### Supplied records
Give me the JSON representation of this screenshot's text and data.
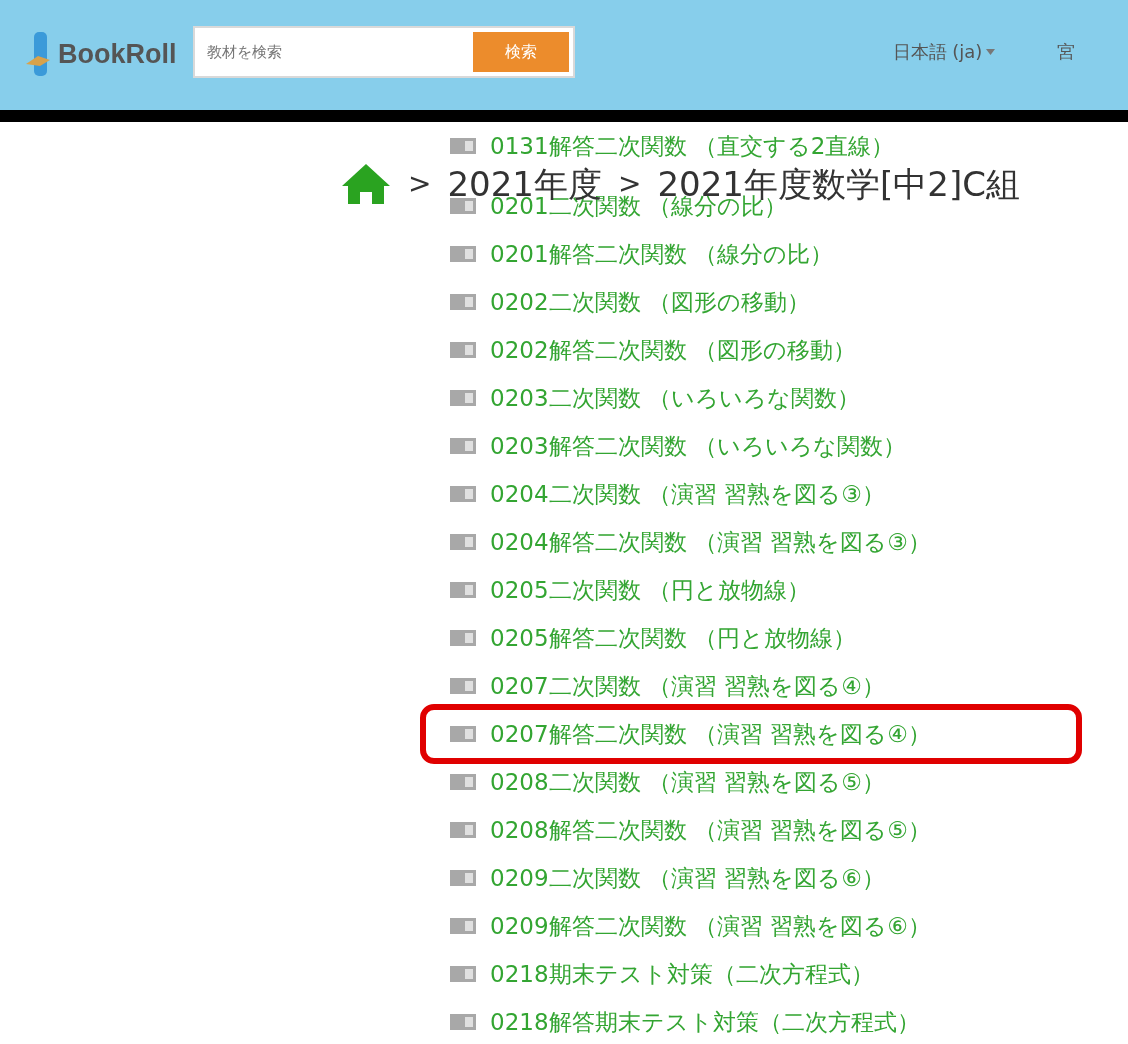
{
  "header": {
    "logo": "BookRoll",
    "search": {
      "placeholder": "教材を検索",
      "button": "検索"
    },
    "language": "日本語 (ja)",
    "user": "宮"
  },
  "breadcrumb": [
    {
      "separator": ">",
      "label": "2021年度"
    },
    {
      "separator": ">",
      "label": "2021年度数学[中2]C組"
    }
  ],
  "materials": [
    {
      "title": "0131解答二次関数 （直交する2直線）",
      "highlighted": false
    },
    {
      "title": "0201二次関数 （線分の比）",
      "highlighted": false
    },
    {
      "title": "0201解答二次関数 （線分の比）",
      "highlighted": false
    },
    {
      "title": "0202二次関数 （図形の移動）",
      "highlighted": false
    },
    {
      "title": "0202解答二次関数 （図形の移動）",
      "highlighted": false
    },
    {
      "title": "0203二次関数 （いろいろな関数）",
      "highlighted": false
    },
    {
      "title": "0203解答二次関数 （いろいろな関数）",
      "highlighted": false
    },
    {
      "title": "0204二次関数 （演習 習熟を図る③）",
      "highlighted": false
    },
    {
      "title": "0204解答二次関数 （演習 習熟を図る③）",
      "highlighted": false
    },
    {
      "title": "0205二次関数 （円と放物線）",
      "highlighted": false
    },
    {
      "title": "0205解答二次関数 （円と放物線）",
      "highlighted": false
    },
    {
      "title": "0207二次関数 （演習 習熟を図る④）",
      "highlighted": false
    },
    {
      "title": "0207解答二次関数 （演習 習熟を図る④）",
      "highlighted": true
    },
    {
      "title": "0208二次関数 （演習 習熟を図る⑤）",
      "highlighted": false
    },
    {
      "title": "0208解答二次関数 （演習 習熟を図る⑤）",
      "highlighted": false
    },
    {
      "title": "0209二次関数 （演習 習熟を図る⑥）",
      "highlighted": false
    },
    {
      "title": "0209解答二次関数 （演習 習熟を図る⑥）",
      "highlighted": false
    },
    {
      "title": "0218期末テスト対策（二次方程式）",
      "highlighted": false
    },
    {
      "title": "0218解答期末テスト対策（二次方程式）",
      "highlighted": false
    }
  ]
}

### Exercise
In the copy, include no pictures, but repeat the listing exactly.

### Exercise result
Give me the JSON representation of this screenshot's text and data.
{
  "header": {
    "logo": "BookRoll",
    "search": {
      "placeholder": "教材を検索",
      "button": "検索"
    },
    "language": "日本語 (ja)",
    "user": "宮"
  },
  "breadcrumb": [
    {
      "separator": ">",
      "label": "2021年度"
    },
    {
      "separator": ">",
      "label": "2021年度数学[中2]C組"
    }
  ],
  "materials": [
    {
      "title": "0131解答二次関数 （直交する2直線）",
      "highlighted": false
    },
    {
      "title": "0201二次関数 （線分の比）",
      "highlighted": false
    },
    {
      "title": "0201解答二次関数 （線分の比）",
      "highlighted": false
    },
    {
      "title": "0202二次関数 （図形の移動）",
      "highlighted": false
    },
    {
      "title": "0202解答二次関数 （図形の移動）",
      "highlighted": false
    },
    {
      "title": "0203二次関数 （いろいろな関数）",
      "highlighted": false
    },
    {
      "title": "0203解答二次関数 （いろいろな関数）",
      "highlighted": false
    },
    {
      "title": "0204二次関数 （演習 習熟を図る③）",
      "highlighted": false
    },
    {
      "title": "0204解答二次関数 （演習 習熟を図る③）",
      "highlighted": false
    },
    {
      "title": "0205二次関数 （円と放物線）",
      "highlighted": false
    },
    {
      "title": "0205解答二次関数 （円と放物線）",
      "highlighted": false
    },
    {
      "title": "0207二次関数 （演習 習熟を図る④）",
      "highlighted": false
    },
    {
      "title": "0207解答二次関数 （演習 習熟を図る④）",
      "highlighted": true
    },
    {
      "title": "0208二次関数 （演習 習熟を図る⑤）",
      "highlighted": false
    },
    {
      "title": "0208解答二次関数 （演習 習熟を図る⑤）",
      "highlighted": false
    },
    {
      "title": "0209二次関数 （演習 習熟を図る⑥）",
      "highlighted": false
    },
    {
      "title": "0209解答二次関数 （演習 習熟を図る⑥）",
      "highlighted": false
    },
    {
      "title": "0218期末テスト対策（二次方程式）",
      "highlighted": false
    },
    {
      "title": "0218解答期末テスト対策（二次方程式）",
      "highlighted": false
    }
  ]
}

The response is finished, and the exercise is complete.